Application of CRISPR-Cas9 Genome Editing in Wild Strawberry

April 25, 2018

The CRISPR-Cas9 system is an effective editing tool for plant and animal genomes. However, there are only a few reports on the application of CRISPR-Cas9 to horticultural plants. The team of Junhui Zhou from the University of Maryland in the USA aimed to evaluate the application of CRISPR-Cas9 in wild strawberry (Fragaria vesca) by targeting the auxin biosynthesis gene TAA1 and Auxin Response Factor 8 (ARF8).

The team was successful in generating CRISPR-edited plants with mutations on their respective target sites. The genome-edited plants with the arf8 homozygous knockout mutations grew considerably faster than wild type plants. To test the transmission of the edited mutations, the progeny of the primary (T0) genome-edited plants carrying the CRISPR construct were analyzed and were found to harbor the same mutations detected in T0 plants.

These results indicate that CRISPR can be used to edit the wild strawberry genome at a high efficiency.
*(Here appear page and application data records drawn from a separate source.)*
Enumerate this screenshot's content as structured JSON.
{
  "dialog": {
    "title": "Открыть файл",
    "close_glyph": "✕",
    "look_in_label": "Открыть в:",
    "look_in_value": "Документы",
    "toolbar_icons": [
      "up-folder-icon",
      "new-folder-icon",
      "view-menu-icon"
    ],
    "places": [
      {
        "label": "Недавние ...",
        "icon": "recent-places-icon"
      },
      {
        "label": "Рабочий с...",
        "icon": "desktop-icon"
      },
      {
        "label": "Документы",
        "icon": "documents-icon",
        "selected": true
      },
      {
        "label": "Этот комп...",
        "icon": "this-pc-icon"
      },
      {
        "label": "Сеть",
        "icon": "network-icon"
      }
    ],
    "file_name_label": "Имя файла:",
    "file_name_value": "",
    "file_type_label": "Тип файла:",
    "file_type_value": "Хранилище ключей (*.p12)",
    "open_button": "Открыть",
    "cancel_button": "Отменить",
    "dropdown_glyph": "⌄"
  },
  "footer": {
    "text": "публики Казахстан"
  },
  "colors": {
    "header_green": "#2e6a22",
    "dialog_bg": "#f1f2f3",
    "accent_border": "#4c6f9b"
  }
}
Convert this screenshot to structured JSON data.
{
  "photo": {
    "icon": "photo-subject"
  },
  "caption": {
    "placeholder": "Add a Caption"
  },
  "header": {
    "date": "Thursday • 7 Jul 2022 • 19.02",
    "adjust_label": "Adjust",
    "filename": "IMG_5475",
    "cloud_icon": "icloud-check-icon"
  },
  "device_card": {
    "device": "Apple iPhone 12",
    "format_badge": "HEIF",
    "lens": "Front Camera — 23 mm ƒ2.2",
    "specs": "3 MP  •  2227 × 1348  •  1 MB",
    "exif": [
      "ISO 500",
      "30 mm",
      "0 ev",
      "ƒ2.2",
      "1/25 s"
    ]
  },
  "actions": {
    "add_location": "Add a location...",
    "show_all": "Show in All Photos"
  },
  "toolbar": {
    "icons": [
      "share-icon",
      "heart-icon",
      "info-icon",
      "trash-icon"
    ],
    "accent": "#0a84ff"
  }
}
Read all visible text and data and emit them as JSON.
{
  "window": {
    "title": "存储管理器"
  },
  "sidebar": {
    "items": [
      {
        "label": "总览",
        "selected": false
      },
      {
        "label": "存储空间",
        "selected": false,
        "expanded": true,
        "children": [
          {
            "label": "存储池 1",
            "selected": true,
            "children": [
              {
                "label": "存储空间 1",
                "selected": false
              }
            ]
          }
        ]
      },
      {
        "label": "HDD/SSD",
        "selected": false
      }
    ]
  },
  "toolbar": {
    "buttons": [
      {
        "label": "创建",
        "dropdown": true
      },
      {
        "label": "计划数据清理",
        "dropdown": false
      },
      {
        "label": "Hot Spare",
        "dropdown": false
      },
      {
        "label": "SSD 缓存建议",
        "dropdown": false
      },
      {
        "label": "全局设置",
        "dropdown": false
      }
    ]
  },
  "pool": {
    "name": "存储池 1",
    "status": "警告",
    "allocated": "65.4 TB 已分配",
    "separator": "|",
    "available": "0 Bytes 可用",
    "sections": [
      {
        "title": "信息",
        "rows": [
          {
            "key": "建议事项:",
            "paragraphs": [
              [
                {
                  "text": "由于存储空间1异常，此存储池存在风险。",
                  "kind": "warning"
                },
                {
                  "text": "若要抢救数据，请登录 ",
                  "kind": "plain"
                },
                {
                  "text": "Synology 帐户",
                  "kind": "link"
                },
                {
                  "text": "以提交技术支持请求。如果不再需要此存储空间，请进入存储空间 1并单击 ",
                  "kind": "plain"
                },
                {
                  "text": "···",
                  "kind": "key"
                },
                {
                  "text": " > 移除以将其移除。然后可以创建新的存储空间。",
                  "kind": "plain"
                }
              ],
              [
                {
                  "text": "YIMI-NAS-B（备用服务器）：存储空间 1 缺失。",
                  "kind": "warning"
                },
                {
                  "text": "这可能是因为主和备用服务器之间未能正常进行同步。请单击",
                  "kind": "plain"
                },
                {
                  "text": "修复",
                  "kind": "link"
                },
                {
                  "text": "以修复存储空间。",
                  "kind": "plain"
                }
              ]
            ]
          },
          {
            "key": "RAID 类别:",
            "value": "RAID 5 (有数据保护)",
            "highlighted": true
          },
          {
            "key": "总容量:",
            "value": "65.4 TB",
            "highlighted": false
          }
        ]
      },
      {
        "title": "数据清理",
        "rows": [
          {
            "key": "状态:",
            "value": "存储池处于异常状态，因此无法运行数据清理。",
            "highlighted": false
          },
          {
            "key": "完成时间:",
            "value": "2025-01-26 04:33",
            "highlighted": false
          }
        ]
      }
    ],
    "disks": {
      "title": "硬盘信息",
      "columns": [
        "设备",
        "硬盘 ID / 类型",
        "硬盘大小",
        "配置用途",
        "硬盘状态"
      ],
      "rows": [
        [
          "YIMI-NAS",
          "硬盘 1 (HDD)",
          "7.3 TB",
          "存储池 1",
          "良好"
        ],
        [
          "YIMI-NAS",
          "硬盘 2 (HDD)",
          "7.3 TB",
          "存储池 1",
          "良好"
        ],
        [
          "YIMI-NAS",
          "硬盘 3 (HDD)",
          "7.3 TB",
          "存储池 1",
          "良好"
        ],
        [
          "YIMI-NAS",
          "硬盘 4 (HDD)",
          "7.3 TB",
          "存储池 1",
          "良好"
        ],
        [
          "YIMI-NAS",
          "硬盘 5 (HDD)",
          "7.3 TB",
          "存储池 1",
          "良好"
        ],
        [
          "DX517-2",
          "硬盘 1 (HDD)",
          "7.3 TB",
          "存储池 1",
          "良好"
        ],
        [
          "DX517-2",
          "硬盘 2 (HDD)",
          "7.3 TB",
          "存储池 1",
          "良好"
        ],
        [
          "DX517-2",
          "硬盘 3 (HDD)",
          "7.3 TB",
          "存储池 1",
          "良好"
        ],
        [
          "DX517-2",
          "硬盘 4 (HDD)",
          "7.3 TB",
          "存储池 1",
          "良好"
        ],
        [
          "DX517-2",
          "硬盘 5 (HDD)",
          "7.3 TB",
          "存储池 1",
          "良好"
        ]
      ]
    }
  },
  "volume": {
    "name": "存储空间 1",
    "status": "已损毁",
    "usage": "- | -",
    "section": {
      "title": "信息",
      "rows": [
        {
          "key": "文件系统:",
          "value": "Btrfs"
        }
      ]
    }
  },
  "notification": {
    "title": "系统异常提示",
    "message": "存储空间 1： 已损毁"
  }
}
This opens up opportunities for engineering strawberry and related horticultural crops to improve traits of economic importance.

For more information, read the article in Plant Biotechnology Journal.